Requesters and the Ombudsmen
n -S~nificantly underestimate
involved in responding to reque
A significant proportion of
the time spent in responding
q ests once the information itself has been
located and collated (often
consuming exercise in itself) can be spent
in the reviewing stage (0
e by line) deciding on what, if any information
should be withheld.
, time spent on deliberating
or third parties is
unable to be charg
ccordance with Ministry of Justice Guidelines.
time spent in responding to a request should be able
to be charg
w Commission's view that the discretion to impose charges be
reserve power for controlling large requests and encouraging
of the scope of a request.
However Solid Energy submits that
g requesters should be a discretion available in response to every
st for information unless the response requires only minimal time to
Solid Energy does not agree that a charging framework that uses a flat fee
,,' model is appropriate.

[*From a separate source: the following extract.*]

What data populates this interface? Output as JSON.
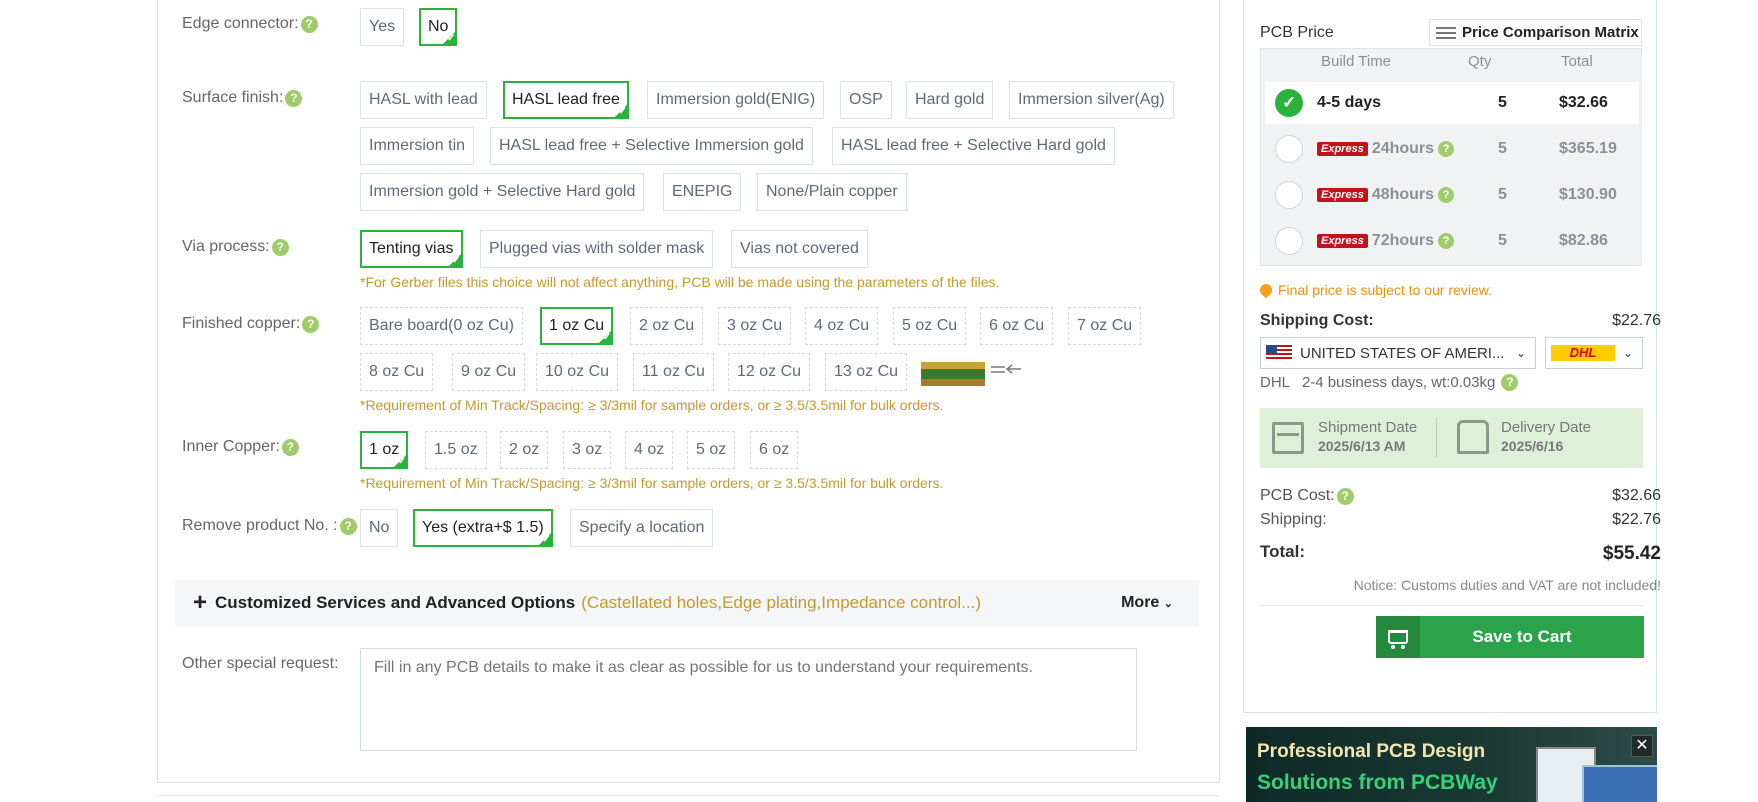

On occasions, only a small amount of information may
be released but a significant amount of time and resources will have been

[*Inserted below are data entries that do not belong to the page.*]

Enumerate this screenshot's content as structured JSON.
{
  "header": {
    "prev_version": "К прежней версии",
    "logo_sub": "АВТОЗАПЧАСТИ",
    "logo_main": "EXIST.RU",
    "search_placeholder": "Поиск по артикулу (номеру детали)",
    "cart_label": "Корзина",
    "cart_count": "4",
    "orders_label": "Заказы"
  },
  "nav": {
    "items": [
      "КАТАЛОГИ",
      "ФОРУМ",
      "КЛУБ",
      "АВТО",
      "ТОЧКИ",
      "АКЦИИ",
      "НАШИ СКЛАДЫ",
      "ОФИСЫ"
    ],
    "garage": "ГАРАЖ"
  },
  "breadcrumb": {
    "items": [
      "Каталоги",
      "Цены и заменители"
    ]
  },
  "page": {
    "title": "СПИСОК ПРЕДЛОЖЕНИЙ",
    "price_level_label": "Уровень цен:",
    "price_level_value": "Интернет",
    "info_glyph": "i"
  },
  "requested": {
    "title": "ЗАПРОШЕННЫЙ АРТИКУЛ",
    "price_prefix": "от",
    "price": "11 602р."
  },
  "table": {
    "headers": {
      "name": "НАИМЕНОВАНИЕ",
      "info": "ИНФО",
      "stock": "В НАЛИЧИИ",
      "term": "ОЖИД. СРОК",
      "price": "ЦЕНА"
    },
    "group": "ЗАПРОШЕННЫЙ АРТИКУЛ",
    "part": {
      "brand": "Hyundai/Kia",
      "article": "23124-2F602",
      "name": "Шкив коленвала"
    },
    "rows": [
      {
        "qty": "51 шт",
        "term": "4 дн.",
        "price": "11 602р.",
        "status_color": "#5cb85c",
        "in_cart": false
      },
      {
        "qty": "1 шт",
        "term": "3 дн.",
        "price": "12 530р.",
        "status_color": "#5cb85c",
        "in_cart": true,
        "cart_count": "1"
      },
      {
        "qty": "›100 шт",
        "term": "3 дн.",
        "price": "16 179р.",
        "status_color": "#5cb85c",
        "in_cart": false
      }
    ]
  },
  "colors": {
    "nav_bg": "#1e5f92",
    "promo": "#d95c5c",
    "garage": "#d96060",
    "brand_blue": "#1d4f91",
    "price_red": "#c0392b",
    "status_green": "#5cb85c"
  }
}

expended in responding to the request.
organisation, be required to disclose the purpose for the information requested.
Understanding a requester's reason for requesting the information is a valuable tool

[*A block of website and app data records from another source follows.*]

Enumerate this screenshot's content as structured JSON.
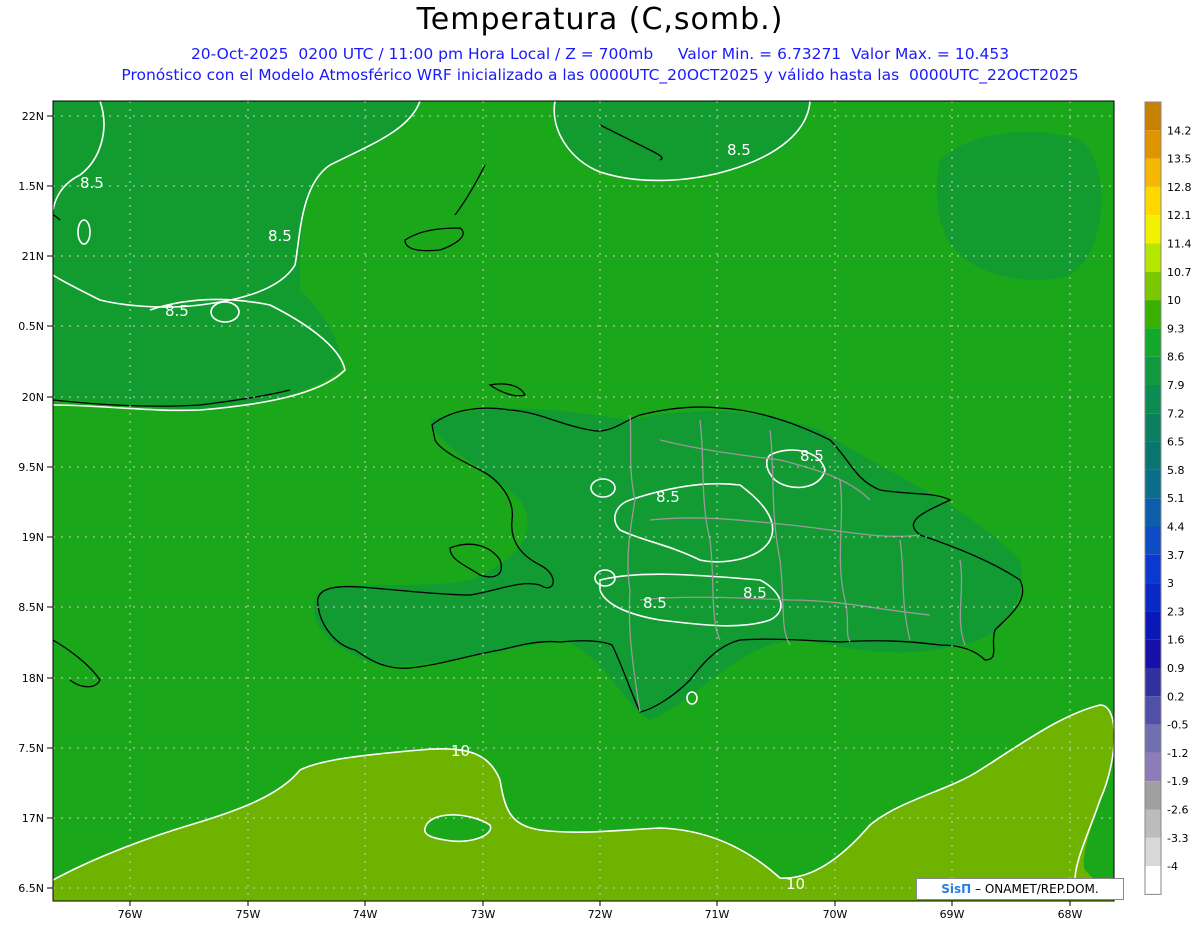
{
  "header": {
    "title": "Temperatura (C,somb.)",
    "line1": "20-Oct-2025  0200 UTC / 11:00 pm Hora Local / Z = 700mb     Valor Min. = 6.73271  Valor Max. = 10.453",
    "line2": "Pronóstico con el Modelo Atmosférico WRF inicializado a las 0000UTC_20OCT2025 y válido hasta las  0000UTC_22OCT2025"
  },
  "map": {
    "lat_labels": [
      "22N",
      "1.5N",
      "21N",
      "0.5N",
      "20N",
      "9.5N",
      "19N",
      "8.5N",
      "18N",
      "7.5N",
      "17N",
      "6.5N"
    ],
    "lon_labels": [
      "76W",
      "75W",
      "74W",
      "73W",
      "72W",
      "71W",
      "70W",
      "69W",
      "68W"
    ],
    "contour_labels": [
      "8.5",
      "8.5",
      "8.5",
      "8.5",
      "8.5",
      "8.5",
      "8.5",
      "8.5",
      "10",
      "10"
    ],
    "colors": {
      "land_field": "#1aa81a",
      "dark_field": "#0f9a28",
      "warm_field": "#6db300",
      "contour": "#ffffff",
      "coast": "#000000",
      "border": "#9a9a9a"
    }
  },
  "legend": {
    "labels": [
      "14.2",
      "13.5",
      "12.8",
      "12.1",
      "11.4",
      "10.7",
      "10",
      "9.3",
      "8.6",
      "7.9",
      "7.2",
      "6.5",
      "5.8",
      "5.1",
      "4.4",
      "3.7",
      "3",
      "2.3",
      "1.6",
      "0.9",
      "0.2",
      "-0.5",
      "-1.2",
      "-1.9",
      "-2.6",
      "-3.3",
      "-4"
    ],
    "colors": [
      "#c88000",
      "#e09400",
      "#f5b800",
      "#ffd800",
      "#f0f000",
      "#b4e600",
      "#7cc800",
      "#38b000",
      "#12a82a",
      "#0f9a40",
      "#0c8c50",
      "#0a8060",
      "#08766e",
      "#0a6e8a",
      "#0c5eaa",
      "#0d4cc4",
      "#0a38d0",
      "#0828c8",
      "#0a18b8",
      "#1410a8",
      "#3030a0",
      "#5050a8",
      "#7070b0",
      "#8c7cb8",
      "#a0a0a0",
      "#bcbcbc",
      "#d8d8d8",
      "#ffffff"
    ]
  },
  "credit": {
    "logo": "SisΠ",
    "text": " – ONAMET/REP.DOM."
  }
}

to be able to refine large or wide-ranging
requests and also helps in determining
whether a charge for the information is warranted or appropriate.
Solid Energy submits that the Act be amended to clearly set out that a requester may
be required to provide a purpose for the information if requested
by the agency
holding the information.
a requester may refuse to provide a purpose or provide a fictitious
reason the obligation for the requester to provide a purpose will help to increase the
Dealing with requests that are broad, large or not set out with due particular"
cause delays in responding to requesters within the necessary time frame.
Solid Energy agrees that the alA should clarify that the 20 working d
requests that are delayed by a lack of particularity should start fr
request has been refined by the requester and accepted by th
because even after the request has been refined the time req.f
to respond to the
refined request can still be significant (but may be achievab
thin the 20 working
days), which would then negate the need to extend the tim
Urgent Req uesls
Given the time-consuming
nature of responding
requests Solid Energy does
not believe that there should be a new grou
mplaint for an organisation
to a requester's
already has sufficiently broad powers
er he Ombudsmen Act to investigate
response to a request for urgency.
There is already a clear obligatio
r the Act to respond as soon as reasonably
practicable and in any case
than 20 working days after the receipt of a
request for information.
In a large organisatio
resources and information are scattered throughout the
nt requests in a short time frame can be difficult to meet.
What can appe
a trivial or minor request can in fact include a number of
number of sites with varying workloads and availability.
Y agrees with the Law Commission that organisations should continue to
aximum 20 working day period to make a decision on whether to release
We note that in most cases making a decision to make information
. ble or to withhold information will generally be made after all the information is
I ected, collated and reviewed.
This can take considerable time. Any reduction to
he 20 working day time period would cause considerable time pressure and would
likely result in a greater number of extensions of time.
Solid Energy agrees that complexity of a request should be grounds for extending the
time limit in which to decide whether a request is to be granted.
Statutory Right to Review
Solid Energy does not agree with the Law Commission's view that judicial review is
an appropriate safeguard in relation to the Ombudsmen's recommendations.
In our experience an Ombudsman's decisions can sometimes be weighted in favour
of releasing all official information notwithstanding the very real concerns that may
Accordingly we think that the Ombudsman's decisions should be
made more contestable.
Solid Energy submits that any decision made by the Ombudsman should b~li
appealed to the High Court.
We submit that it is not enough that the leg~~he
decision making process is considered in a judicial review process but th
of the Ombudsman's decision should be able to be argued in Court.